If I write about Alice Lagasse this morning it’s because I got the green light to post this picture. It’s her son’s wedding picture shared in 2012 by one of my readers.
Frobe Caron was a third cousin once removed. He married Evelina Couet. They had at least these children.
Armand George Caron 1925 – 1997
Beatrice Phyllis Caron 1929 – 1998
If you are related, then you should write to me like Patricia did last month about the Alexandres and the Malloys.
I believe that Philomene Alexandre and Thomas Malloy are the great grandparents I have been searching for. My father was Francis J Malloy who was son of Ada Pendlebury and Thomas J Malloy. He was placed in an orphanage in 1914 so little is known about his family. Would you share any information you have.
There is a story I never told before on this blog.
How Michael met his mother?
He never did meet her, but he will soon meet his family.
In 2010 Michael wrote a message to Alice LaGasse. Alice is my sweet Alice. He probably read the posts I wrote about how I found Alice’s ancestors.
Michael wanted her help to find his birth mother. He had just a few clues: the given name Alice, the surname Lagasse, and information on his birth. Alice turned to me for help. I never thought I would have been able to help.
This is what got me started.
Michael’s birthgrandmother’s given name was there!
Alice… who was a daughter of Dennis Lagasse who died in 1922.
The rest of this story I will never tell, but I can tell you all about this one the next time we meet on this blog.
Happy birthday Dennis Lagasse IV!
People who have been reading this blog know who is Dennis the Fourth.
My distant cousin sent me this link along with this part of a message…
So someone in the family made it into Wikipedia!
How are you et al???
I am getting excited for Canada!
This is what I had written as a note to the file of Robert J. Lagasse, the brother of Harvey Louis Lagasse Jr. and Eugene Francis Lagasse.
Someone had written a message back in 2009 or 2010 and I wrote this note…
I have to check this out…
This is the message sent by Bob Lagasse.
Maybe it’s not that important after all.
If he lived in the North End of Bristol he has to be your Lagasse
Mid-afternoon on Dec. 7, 1941, I was playing hide and seek with a group of kids from the neighborhood in the north end of Bristol when someone interrupted the game to tell us that the Japanese had bombed Pearl Harbor. “Where’s Pearl Harbor?” I asked. “In Hawaii,” they replied.

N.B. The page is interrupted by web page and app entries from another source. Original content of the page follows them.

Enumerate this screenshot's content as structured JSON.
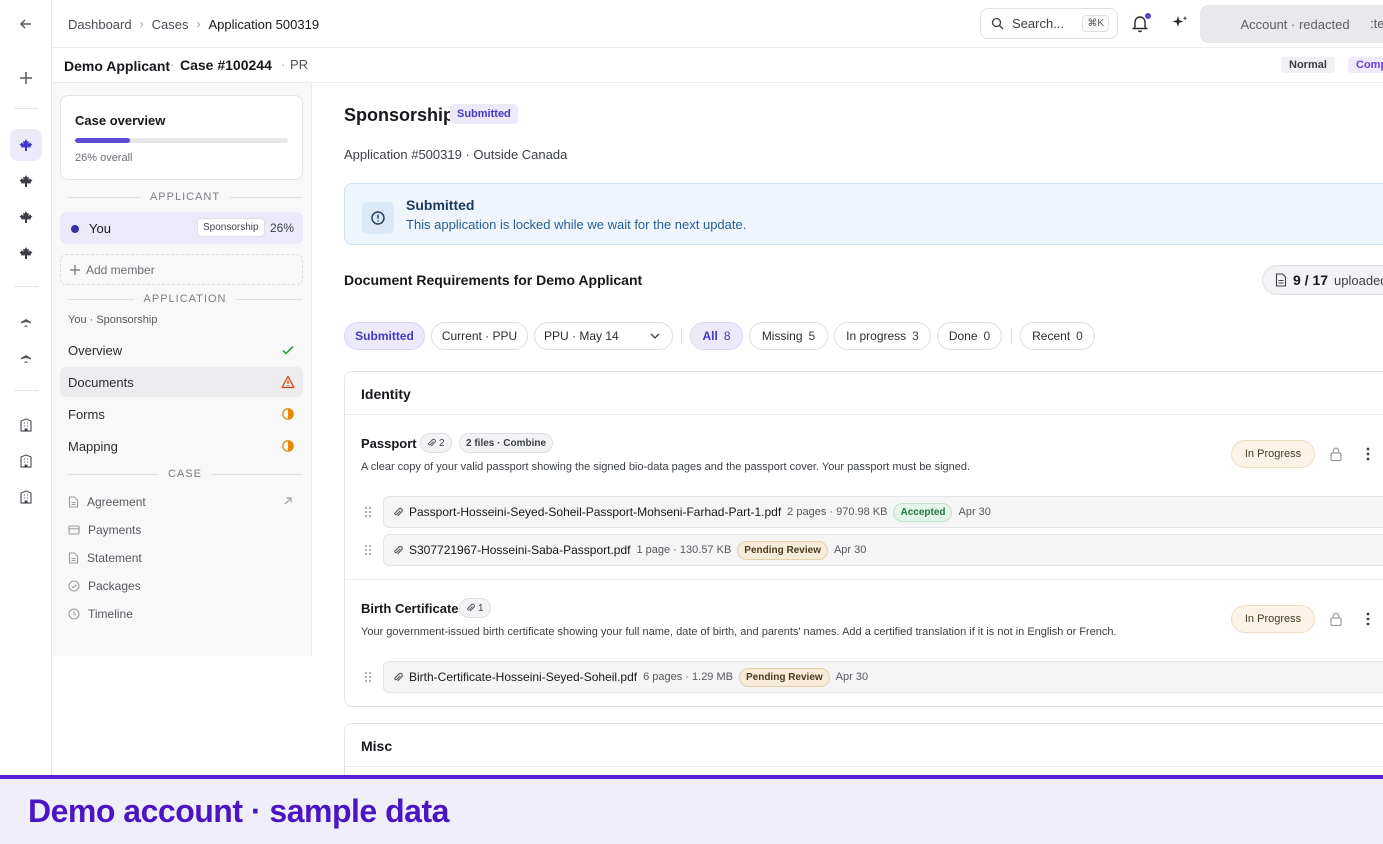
{
  "topbar": {
    "breadcrumbs": [
      "Dashboard",
      "Cases",
      "Application 500319"
    ],
    "search_placeholder": "Search...",
    "search_shortcut": "⌘K",
    "account_label": "Account · redacted",
    "account_trail": ":te"
  },
  "casebar": {
    "applicant": "Demo Applicant",
    "case_number": "Case #100244",
    "program": "PR",
    "priority": "Normal",
    "status_clip": "Comp"
  },
  "sidebar": {
    "overview_title": "Case overview",
    "overview_progress": 0.26,
    "overview_pct": "26% overall",
    "applicant_header": "APPLICANT",
    "applicant": {
      "name": "You",
      "tag": "Sponsorship",
      "pct": "26%"
    },
    "add_member": "Add member",
    "application_header": "APPLICATION",
    "application_sub": "You · Sponsorship",
    "nav": [
      {
        "label": "Overview",
        "status": "check"
      },
      {
        "label": "Documents",
        "status": "warning"
      },
      {
        "label": "Forms",
        "status": "half"
      },
      {
        "label": "Mapping",
        "status": "half"
      }
    ],
    "case_header": "CASE",
    "case_nav": [
      {
        "label": "Agreement",
        "icon": "file-icon"
      },
      {
        "label": "Payments",
        "icon": "card-icon"
      },
      {
        "label": "Statement",
        "icon": "file-icon"
      },
      {
        "label": "Packages",
        "icon": "check-circle-icon"
      },
      {
        "label": "Timeline",
        "icon": "clock-icon"
      }
    ]
  },
  "main": {
    "title": "Sponsorship",
    "title_badge": "Submitted",
    "subtitle": "Application #500319 · Outside Canada",
    "notice": {
      "title": "Submitted",
      "text": "This application is locked while we wait for the next update."
    },
    "requirements_title": "Document Requirements for Demo Applicant",
    "uploaded_count": "9 / 17",
    "uploaded_label": "uploaded",
    "filters": {
      "submitted": "Submitted",
      "current": "Current · PPU",
      "select_value": "PPU · May 14",
      "all": {
        "label": "All",
        "count": "8"
      },
      "missing": {
        "label": "Missing",
        "count": "5"
      },
      "in_progress": {
        "label": "In progress",
        "count": "3"
      },
      "done": {
        "label": "Done",
        "count": "0"
      },
      "recent": {
        "label": "Recent",
        "count": "0"
      }
    },
    "sections": [
      {
        "title": "Identity",
        "documents": [
          {
            "title": "Passport",
            "count": "2",
            "combine": "2 files · Combine",
            "description": "A clear copy of your valid passport showing the signed bio-data pages and the passport cover. Your passport must be signed.",
            "status": "In Progress",
            "files": [
              {
                "name": "Passport-Hosseini-Seyed-Soheil-Passport-Mohseni-Farhad-Part-1.pdf",
                "meta": "2 pages · 970.98 KB",
                "status": "Accepted",
                "date": "Apr 30"
              },
              {
                "name": "S307721967-Hosseini-Saba-Passport.pdf",
                "meta": "1 page · 130.57 KB",
                "status": "Pending Review",
                "date": "Apr 30"
              }
            ]
          },
          {
            "title": "Birth Certificate",
            "count": "1",
            "description": "Your government-issued birth certificate showing your full name, date of birth, and parents' names. Add a certified translation if it is not in English or French.",
            "status": "In Progress",
            "files": [
              {
                "name": "Birth-Certificate-Hosseini-Seyed-Soheil.pdf",
                "meta": "6 pages · 1.29 MB",
                "status": "Pending Review",
                "date": "Apr 30"
              }
            ]
          }
        ]
      },
      {
        "title": "Misc"
      }
    ]
  },
  "banner": "Demo account · sample data",
  "colors": {
    "accent": "#4338ca",
    "banner": "#4a16c4",
    "warning": "#d9480f",
    "success": "#2f9e44",
    "half": "#e8890c"
  }
}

Being that I was a knowledgeable 10-year-old and had studied geography, I summed up the situation quickly. “Did you ever see how small Japan is, compared to us?” I questioned. “We’ll beat ’em in a few weeks,” I analyzed. As I was saying this I was thinking, “If they mess around with my brother, he’ll show ’em.” I quickly ran home and dashed up the stairs to see if everyone knew of the news. As I looked into the living room, it was obvious that they had. Mom was seated and crying and Dad was consoling her. The radio was on giving the accounts of what was known at that time, which was sketchy and often unconfirmed.
The main concern for Mom’s world was that her son was in the Army in Camp Blanding, Fla., and the one-year training commitment would now become a war requirement for an undetermined period. Although Dad was saying all the right words to Mom, it appeared to me that his heart wasn’t really in it. He was less visibly upset than Mom, but I believe that he was more deeply concerned, having World War I experience to call on. It was an anxious, wait-and-see environment for many years to come.
In genealogy there is no “Maybe it’s not that important after all.”